Anaesthesia Flashcards Preview

Sem 5 Pharm > Anaesthesia > Flashcards

Flashcards in Anaesthesia Deck (22):
1

Name 4 Drugs given IV for general anaesthesia

Propofol
Ketamine
Barbiturates
Etomidate

2

Name 5 inhaled anaesthetics used for general anaesthesia

Sevoflurane
Desflurane
Isoflurane
Xenon
Nitrous oxide

3

What is concious sedation?

Where a small amount of anaesthetic/benzodiazepines are used to create a sleepy state where the patient is concious but comfortable.

4

Name the two ways general anaesthetics work

By enhancing inhibitory signals (activating GABA)
By inhibiting excitatory signals (inhibiting glutamate/NMDA)

5

List 2 general anaesthetic that works by activating GABA

Propofol
Barbiturates

6

List 3 general anaesthetics that work by inhibiting glutamate/NMDA

Ketamine
Nitrous Oxide
Xenon

7

What are the 5 steps in anaesthesia, excluding end of procedure anaesthesia?

1) pre medication- (send you to sleep) usually benzo eg Lorazepam
2) induction (usually IV)
3) intra-operative analgesia (usually opioid)
4) muscle paralysis (allows to intubation)
5) maintenance (IV or inhalation)

8

What two steps of anaesthesia are at the end of a procedure?

1) reversal of muscle paralysis
2) provision for post op N+V and analgesia

9

What is MAC? (Minimum alveolar concentration)?

Alveolar concentration at which 50% of patients fail to move to stimuli (where [alveolar] = [spinal cord])

10

List 7 things that can affect MAC and their effect

Age (infants have higher MAC, elderly have lower)
Temperature (hyper increases, hypo decreases)
Alcohol (increases MAC)
Pregnancy (increases MAC)
Central Stimulants (increases MAC)
Other anaesthetics/sedatives (decrease MAC)
Opioids (increase MAC)

11

What can you use to decrease MAC? (Meaning you can use lower doses of anaesthetic)

Using N2O instead of O2 allows MAC to decrease

12

What brain circuits are being targeted by general anaesthesia?

Reticular formation
Brainstem (therefore decreases resp and cvs drive)
Analgesia depresses anterior horn and motor neuronal activity

13

What are the 4 levels of anaesthesia? (Guedes sign)

1) analgesia- normal muscle tone, analgesia but concious
2)excitement is a short phase, not always seen. Muscle tone is normal or increased, breathing can be erratic.
3) surgical anaesthesia (has 4 levels from slightly relaxed to markedly with weak breathing and no eye movements)
4) respiratory paralysis- flaccid and no breathing or eye movements

14

What level of anaesthesia is regularly not seen? Why? And what are the features?
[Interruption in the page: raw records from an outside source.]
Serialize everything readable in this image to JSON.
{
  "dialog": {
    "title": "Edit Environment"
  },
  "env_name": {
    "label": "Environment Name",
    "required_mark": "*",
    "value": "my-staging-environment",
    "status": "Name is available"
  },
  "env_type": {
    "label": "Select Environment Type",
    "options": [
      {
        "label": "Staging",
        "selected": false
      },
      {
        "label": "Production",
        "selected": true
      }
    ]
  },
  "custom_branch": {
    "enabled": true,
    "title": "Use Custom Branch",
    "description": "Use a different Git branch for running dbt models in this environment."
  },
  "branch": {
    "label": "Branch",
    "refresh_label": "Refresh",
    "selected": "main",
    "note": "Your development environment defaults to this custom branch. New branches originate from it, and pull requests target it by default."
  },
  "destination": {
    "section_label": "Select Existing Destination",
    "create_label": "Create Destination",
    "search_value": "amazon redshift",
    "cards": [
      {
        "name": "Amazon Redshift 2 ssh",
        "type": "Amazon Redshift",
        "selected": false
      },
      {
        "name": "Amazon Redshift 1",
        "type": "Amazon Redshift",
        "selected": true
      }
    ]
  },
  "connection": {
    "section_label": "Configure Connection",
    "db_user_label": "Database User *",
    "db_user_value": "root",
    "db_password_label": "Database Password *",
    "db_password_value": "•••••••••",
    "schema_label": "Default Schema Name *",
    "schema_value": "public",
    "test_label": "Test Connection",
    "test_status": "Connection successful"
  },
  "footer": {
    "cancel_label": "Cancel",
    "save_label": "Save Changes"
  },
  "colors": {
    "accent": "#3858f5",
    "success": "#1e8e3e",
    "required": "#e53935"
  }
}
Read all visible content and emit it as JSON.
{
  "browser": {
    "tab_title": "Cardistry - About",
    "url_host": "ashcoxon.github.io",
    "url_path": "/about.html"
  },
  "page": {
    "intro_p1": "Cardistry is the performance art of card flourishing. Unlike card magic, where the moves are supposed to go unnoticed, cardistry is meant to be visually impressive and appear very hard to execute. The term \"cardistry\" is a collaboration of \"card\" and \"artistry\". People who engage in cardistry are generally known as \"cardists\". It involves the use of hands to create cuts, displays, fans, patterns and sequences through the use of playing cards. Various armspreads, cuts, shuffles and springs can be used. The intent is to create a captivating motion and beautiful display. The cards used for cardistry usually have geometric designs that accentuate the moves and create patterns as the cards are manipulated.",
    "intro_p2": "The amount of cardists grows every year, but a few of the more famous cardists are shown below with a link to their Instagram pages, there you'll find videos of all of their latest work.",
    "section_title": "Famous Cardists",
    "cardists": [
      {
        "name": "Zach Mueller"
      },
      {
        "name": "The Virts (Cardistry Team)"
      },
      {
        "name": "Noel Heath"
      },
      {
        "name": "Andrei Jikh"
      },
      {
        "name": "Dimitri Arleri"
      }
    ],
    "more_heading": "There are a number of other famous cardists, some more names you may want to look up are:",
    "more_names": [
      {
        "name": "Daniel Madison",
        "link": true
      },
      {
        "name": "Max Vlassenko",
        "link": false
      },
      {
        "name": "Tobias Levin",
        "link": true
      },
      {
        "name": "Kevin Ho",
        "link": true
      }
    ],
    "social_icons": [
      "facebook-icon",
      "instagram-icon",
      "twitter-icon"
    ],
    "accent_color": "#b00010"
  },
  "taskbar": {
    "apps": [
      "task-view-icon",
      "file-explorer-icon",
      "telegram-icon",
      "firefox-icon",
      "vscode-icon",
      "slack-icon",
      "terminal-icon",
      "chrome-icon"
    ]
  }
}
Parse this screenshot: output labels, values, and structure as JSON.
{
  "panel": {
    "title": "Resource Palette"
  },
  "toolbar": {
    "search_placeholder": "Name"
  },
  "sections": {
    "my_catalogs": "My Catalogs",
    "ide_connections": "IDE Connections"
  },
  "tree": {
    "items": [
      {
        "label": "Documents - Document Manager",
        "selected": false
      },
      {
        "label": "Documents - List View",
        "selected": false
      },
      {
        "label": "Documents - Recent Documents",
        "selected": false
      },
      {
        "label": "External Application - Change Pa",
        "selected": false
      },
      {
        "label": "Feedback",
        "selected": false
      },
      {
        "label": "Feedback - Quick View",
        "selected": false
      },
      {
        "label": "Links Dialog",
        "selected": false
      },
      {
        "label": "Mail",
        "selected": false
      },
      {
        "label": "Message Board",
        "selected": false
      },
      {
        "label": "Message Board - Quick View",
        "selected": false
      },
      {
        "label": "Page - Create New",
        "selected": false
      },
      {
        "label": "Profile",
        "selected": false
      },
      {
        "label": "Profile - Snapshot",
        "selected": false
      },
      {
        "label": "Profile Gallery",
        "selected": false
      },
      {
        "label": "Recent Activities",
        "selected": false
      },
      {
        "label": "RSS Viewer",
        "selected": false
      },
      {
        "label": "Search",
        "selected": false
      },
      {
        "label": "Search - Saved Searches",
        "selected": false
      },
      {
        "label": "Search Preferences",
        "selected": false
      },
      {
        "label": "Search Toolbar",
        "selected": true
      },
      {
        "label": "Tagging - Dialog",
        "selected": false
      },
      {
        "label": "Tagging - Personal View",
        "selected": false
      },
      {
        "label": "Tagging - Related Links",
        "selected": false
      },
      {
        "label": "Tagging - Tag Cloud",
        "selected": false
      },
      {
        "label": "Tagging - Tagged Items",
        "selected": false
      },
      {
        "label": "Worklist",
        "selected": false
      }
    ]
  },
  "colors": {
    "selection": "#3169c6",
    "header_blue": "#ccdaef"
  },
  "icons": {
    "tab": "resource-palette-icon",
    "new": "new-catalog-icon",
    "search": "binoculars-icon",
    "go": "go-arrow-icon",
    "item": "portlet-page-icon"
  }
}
Excitement phase (2nd)
Usually too quick to be seen
Erratic breathing, normal to increased muscle tone.

15

Name 5 local anaesthetics

Amide- lignocaine, bupivicaine, prilocaine, procaine
Ester- cocaine, amethocaine

16

Why are amide anaesthetics better than Ester?

They have a stronger bond and are heat stable and so more stable and so last longer.
Also Ester anaesthetics when metabolised result in PABA production, which can cause allergy.

17

In what state can local anaesthetics cross the cell membrane?

Unionised

18

In which state, acidosis or alkalosis, does the local anaesthetic last longer?

Alkalosis
If patient is more acidotic, LA becomes ionised very quickly and therefore ineffective

19

Why are local anaesthetics given with adrenaline?

Many LAs have vasodilator effects which therefore increases systemic absorption (rather than local).
Adrenaline is a vasoconstrictor.

20

Where shouldn’t you deliver local anaesthetics with adrenaline?

Small digits due to risk of ischaemic necrosis due to vasoconstrictor effects of adrenaline.
Need to aspirate first to check not in vein/artery.

21

How are local anaesthetic metabolised?

Esters: metabolised quickly by plasma esterases
Amides: metabolised in liver

22

Why does bupivicaine have a longer duration of action?

It is more proteinbound therefore has a longer duration of action as drug is made available for metabolism more slowly.